### Work order
How many lines below contain the word "rest"? Give only the number.

---+---

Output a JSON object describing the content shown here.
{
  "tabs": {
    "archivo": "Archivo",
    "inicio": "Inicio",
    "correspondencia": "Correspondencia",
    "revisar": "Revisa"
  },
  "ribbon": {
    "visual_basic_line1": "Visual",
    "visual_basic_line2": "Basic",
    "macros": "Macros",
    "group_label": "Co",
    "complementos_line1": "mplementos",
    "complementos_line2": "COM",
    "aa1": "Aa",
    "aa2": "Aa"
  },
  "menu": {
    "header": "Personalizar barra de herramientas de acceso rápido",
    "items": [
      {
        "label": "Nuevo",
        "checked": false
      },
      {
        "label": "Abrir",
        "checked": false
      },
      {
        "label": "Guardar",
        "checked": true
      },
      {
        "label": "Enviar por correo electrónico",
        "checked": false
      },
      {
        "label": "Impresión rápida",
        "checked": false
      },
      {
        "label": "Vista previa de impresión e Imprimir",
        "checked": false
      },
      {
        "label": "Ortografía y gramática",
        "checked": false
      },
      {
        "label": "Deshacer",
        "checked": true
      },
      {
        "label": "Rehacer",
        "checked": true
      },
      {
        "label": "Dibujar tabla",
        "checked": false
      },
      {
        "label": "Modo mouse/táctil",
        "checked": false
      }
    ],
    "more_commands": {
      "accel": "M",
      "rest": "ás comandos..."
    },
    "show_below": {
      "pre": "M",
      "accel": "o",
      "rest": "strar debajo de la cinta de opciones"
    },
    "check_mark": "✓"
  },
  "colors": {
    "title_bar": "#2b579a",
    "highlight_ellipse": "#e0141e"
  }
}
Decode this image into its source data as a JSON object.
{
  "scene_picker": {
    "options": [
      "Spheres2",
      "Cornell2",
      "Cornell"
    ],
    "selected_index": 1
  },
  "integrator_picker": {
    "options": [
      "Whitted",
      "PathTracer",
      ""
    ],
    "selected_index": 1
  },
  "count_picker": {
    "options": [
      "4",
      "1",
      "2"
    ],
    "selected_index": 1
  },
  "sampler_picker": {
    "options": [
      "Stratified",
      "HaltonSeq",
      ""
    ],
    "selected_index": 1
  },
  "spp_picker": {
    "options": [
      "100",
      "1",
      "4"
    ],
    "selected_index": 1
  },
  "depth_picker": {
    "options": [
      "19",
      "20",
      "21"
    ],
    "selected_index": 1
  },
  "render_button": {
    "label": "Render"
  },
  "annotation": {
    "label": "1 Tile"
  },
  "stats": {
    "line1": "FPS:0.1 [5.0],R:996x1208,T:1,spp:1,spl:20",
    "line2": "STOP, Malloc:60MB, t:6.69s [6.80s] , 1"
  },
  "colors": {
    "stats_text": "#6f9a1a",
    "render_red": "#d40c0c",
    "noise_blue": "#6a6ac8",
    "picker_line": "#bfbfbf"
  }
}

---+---

### Your solution
2